NASA’s Double Asteroid Redirection Test (DART) is the world’s first mission to test technology for defending Earth against potential asteroid or comet hazards. Today, Monday, September 26 at 7:14 p.m. EDT (4:14 p.m. PDT) DART will impact its target asteroid—which poses no actual threat to Earth.
Among other activities, NASA will broadcast a televised briefing beginning at 6 p.m. on September 26 from the Johns Hopkins Applied Physics Laboratory (APL) in Laurel, Maryland. APL built and manages the DART spacecraft for NASA.
This planetary defense test will show that a spacecraft can autonomously navigate to a target asteroid and intentionally collide with it to change the asteroid’s motion in a way that can be measured using ground-based telescopes. DART will provide important data to help better prepare for an asteroid or comet in the future that might pose an impact hazard to Earth, should one ever be discovered.
The following is a list of activities for DART’s impact with the asteroid Dimorphos (all times Eastern):
Monday, September 26 (DART Impact Day)
- 6 p.m. – Live coverage of DART’s impact with the asteroid Dimorphos will air on NASA TV and the agency’s website. The public also can watch live on agency social media accounts on Facebook, Twitter, and YouTube.
- 7:14 p.m. – DART’s kinetic impact with asteroid Dimorphos.
- 8 p.m. – Media briefing at Johns Hopkins APL to hear from mission experts immediately following DART’s successful impact with asteroid Dimorphos.
Become a Planetary Defender
Support the DART mission by becoming a “Planetary Defender!” Participants who take a short quiz can earn a certificate and badge that they can download, print, and share on social media.
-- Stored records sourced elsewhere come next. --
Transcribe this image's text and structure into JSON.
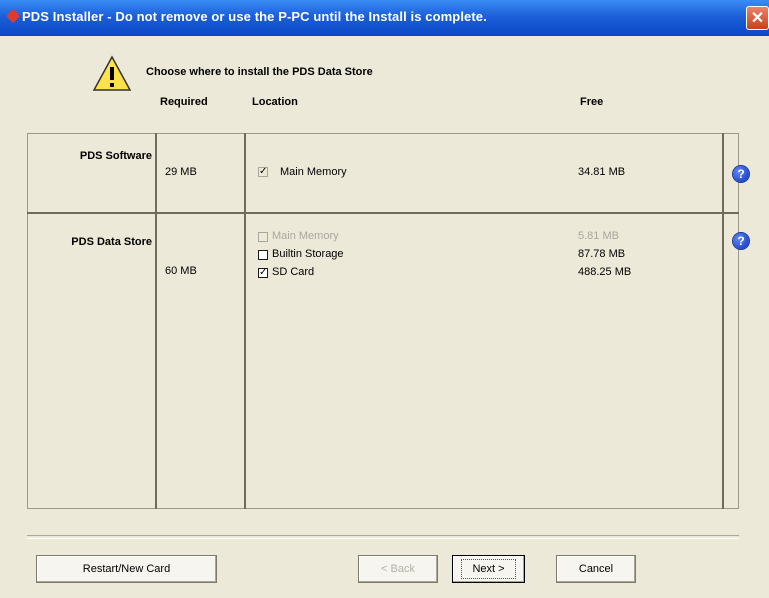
{
  "window": {
    "title": "PDS Installer - Do not remove or use the P-PC until the Install is complete."
  },
  "heading": "Choose where to install the PDS Data Store",
  "columns": {
    "required": "Required",
    "location": "Location",
    "free": "Free"
  },
  "rows": [
    {
      "label": "PDS Software",
      "required": "29 MB",
      "locations": [
        {
          "name": "Main Memory",
          "free": "34.81 MB",
          "checked": true,
          "enabled": false
        }
      ]
    },
    {
      "label": "PDS Data Store",
      "required": "60 MB",
      "locations": [
        {
          "name": "Main Memory",
          "free": "5.81 MB",
          "checked": false,
          "enabled": false
        },
        {
          "name": "Builtin Storage",
          "free": "87.78 MB",
          "checked": false,
          "enabled": true
        },
        {
          "name": "SD Card",
          "free": "488.25 MB",
          "checked": true,
          "enabled": true
        }
      ]
    }
  ],
  "buttons": {
    "restart": "Restart/New Card",
    "back": "< Back",
    "next": "Next >",
    "cancel": "Cancel"
  },
  "colors": {
    "titlebar": "#0a48c8",
    "dialog_bg": "#ece9d8",
    "close": "#c8401c"
  }
}
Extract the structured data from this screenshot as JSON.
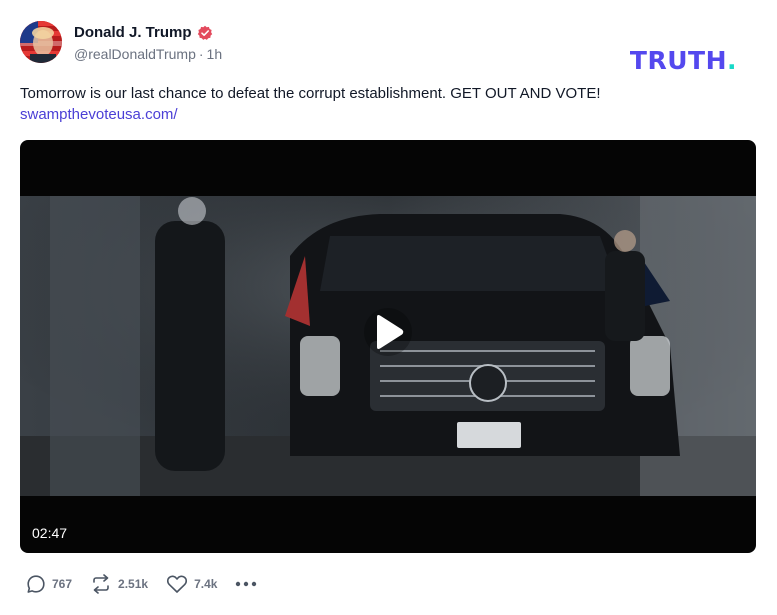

“…DART will impact its target asteroid—which poses NO ACTUAL THREAT to Earth…”
Now WHAT could possibly go wrong?